Businesses combat these risks by striving to create company cultures that prioritize good behavior. If your business always acts in ways that are beyond reproach, it makes it much harder for those making unsubstantiated claims to gain any ground with a lawsuit. The company culture starts with you and the values you present and encourage, so take some time and consider how you can best establish the kind of culture that will protect your company over the long term.

4. Know the laws and regulations that apply to your business.

You may have already heard this before, but it bears repeating – ignorance of the law is not an effective defense in court. Just because you did not know that you were breaking the law does not get you off the hook if you get caught and targeted with legal action.

Whatever your industry, there are laws, standards and regulations that apply to businesses like yours. You need to be well-versed in all of these rules so that you can ensure your company always adheres to them. That way, if you are targeted with unsubstantiated claims, you do not have to worry that some other mistake will be brought to light through the legal process.

5. Keep your promises and adhere to your contracts.

Through the course of doing business, it is normal to get overwhelmed sometimes with the many obligations that you find yourself under. The success of your company and the longevity of your organization depend on your keeping the promises your company makes – particularly those made in the form of legally binding contracts. If you slip up and miss something, it puts you at a higher risk of having an unhappy client or customer coming back at you with a frivolous lawsuit claiming you did much worse than you actually did.

One practice that can help you avoid too many obligations is to try to under-promise and overdeliver. Set expectations that you are sure you can reach and when you can, do a little extra.

6. Try to be nice, kind and understanding – even when it’s hard.

Sometimes the seed of a frivolous lawsuit is planted through a very minor incident. Snapping at an irritating customer, brushing off a complaint that you think is overly dramatic or being too hard-nosed in your demands or requirements with a client can breed resentment. Resentment is often at the core of unsubstantiated claims and frivolous lawsuits.

Now you can’t be on your best behavior at all times, but you can do your best to be a nice person and have your employees do the same when interacting with clients and customers.

7. Know you will get through this.

A frivolous lawsuit based on unsubstantiated claims is definitely frustrating – but it is not the end of the world. You know that the lawsuit has no legitimacy and you have taken the appropriate steps to protect your company. Now all you can do is move forward and hope for the best. Keep at your work and keep building your business. Soon the lawsuit will be over and behind you.

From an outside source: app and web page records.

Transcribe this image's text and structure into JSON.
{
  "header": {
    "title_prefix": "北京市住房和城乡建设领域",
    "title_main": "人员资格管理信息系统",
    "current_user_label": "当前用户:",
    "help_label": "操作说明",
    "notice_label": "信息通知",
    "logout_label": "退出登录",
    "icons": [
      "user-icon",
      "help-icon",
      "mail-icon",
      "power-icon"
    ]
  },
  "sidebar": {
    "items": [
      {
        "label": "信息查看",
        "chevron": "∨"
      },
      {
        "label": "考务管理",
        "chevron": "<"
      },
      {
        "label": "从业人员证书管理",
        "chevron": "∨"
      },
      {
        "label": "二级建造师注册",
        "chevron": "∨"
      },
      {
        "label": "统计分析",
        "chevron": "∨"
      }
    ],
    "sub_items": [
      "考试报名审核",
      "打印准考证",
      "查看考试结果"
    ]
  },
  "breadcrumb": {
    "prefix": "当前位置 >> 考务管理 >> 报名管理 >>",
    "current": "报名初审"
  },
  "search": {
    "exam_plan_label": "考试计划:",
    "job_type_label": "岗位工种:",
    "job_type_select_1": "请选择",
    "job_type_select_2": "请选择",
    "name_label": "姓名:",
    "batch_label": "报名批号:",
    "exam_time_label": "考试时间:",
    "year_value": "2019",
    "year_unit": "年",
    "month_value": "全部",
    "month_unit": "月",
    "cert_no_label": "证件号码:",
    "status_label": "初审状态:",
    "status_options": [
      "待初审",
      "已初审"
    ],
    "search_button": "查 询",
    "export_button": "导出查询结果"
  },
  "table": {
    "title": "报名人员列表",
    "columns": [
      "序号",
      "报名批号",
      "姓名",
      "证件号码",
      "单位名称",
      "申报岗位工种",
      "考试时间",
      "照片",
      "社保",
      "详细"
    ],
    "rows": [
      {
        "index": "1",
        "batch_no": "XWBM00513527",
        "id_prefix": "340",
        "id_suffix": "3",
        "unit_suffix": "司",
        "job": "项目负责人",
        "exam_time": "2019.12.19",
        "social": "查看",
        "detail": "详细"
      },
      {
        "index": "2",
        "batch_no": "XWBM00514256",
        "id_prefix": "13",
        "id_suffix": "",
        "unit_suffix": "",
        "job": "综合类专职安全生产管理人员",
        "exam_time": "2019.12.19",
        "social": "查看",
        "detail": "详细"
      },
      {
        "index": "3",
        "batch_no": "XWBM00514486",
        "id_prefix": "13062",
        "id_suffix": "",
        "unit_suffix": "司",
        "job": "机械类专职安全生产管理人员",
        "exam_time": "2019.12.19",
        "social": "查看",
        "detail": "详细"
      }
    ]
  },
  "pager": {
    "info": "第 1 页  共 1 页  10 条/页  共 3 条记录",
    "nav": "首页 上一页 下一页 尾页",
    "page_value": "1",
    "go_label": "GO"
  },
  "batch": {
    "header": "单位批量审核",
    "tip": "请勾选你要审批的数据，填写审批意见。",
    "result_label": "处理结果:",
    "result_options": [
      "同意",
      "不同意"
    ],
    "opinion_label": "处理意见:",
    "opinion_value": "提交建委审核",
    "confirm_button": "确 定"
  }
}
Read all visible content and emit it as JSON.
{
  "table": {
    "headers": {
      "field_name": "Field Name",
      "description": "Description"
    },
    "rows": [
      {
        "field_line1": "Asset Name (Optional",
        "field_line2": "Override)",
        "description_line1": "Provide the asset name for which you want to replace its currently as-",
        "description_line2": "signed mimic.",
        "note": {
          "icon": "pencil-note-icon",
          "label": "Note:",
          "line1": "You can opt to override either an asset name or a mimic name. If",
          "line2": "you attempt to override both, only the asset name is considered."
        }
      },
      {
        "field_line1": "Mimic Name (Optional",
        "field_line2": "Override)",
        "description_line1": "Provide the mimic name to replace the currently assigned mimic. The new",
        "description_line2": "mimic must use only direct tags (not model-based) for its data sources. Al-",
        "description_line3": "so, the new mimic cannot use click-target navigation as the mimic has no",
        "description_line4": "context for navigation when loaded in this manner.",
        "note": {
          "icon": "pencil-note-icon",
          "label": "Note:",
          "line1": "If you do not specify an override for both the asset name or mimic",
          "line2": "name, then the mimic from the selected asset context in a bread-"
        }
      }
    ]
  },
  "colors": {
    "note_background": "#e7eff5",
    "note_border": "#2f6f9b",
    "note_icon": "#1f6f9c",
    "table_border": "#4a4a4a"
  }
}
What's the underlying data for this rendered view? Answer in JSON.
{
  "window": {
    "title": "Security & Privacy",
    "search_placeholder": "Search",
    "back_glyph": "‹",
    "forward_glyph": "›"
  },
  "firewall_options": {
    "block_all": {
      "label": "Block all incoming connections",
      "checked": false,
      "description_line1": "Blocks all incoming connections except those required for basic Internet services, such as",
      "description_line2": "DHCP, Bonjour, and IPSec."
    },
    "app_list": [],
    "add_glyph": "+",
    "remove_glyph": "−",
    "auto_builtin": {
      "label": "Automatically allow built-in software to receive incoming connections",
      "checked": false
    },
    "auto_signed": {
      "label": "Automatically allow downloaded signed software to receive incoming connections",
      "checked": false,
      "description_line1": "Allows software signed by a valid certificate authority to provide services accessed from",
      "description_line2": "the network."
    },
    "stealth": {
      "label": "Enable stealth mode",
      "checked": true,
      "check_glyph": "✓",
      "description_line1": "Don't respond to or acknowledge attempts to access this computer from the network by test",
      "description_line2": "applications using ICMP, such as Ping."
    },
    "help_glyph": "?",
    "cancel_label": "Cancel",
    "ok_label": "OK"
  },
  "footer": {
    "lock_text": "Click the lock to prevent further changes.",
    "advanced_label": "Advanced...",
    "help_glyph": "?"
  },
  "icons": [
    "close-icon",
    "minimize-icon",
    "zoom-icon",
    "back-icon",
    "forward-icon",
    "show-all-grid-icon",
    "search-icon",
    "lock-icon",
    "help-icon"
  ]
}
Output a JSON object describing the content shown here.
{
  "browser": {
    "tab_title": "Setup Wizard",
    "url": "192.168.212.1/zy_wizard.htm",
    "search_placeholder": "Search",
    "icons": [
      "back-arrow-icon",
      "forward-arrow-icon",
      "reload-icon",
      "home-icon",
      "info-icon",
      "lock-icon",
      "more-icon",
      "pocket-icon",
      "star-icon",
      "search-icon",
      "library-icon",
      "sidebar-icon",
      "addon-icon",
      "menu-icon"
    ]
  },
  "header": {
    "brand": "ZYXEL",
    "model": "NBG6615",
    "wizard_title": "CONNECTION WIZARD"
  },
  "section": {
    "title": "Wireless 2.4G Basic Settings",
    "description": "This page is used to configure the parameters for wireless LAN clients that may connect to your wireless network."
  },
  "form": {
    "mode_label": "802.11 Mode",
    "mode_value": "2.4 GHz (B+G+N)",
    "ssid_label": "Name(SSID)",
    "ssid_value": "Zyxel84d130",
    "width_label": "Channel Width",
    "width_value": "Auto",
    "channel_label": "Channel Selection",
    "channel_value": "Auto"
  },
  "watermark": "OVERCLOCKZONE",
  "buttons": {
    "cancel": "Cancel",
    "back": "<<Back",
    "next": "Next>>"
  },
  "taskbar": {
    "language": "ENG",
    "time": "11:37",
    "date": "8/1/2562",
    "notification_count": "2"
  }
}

Print Friendly, PDF & Email

Leave a Reply

Your email address will not be published. Required fields are marked *

This site uses Akismet to reduce spam. Learn how your comment data is processed.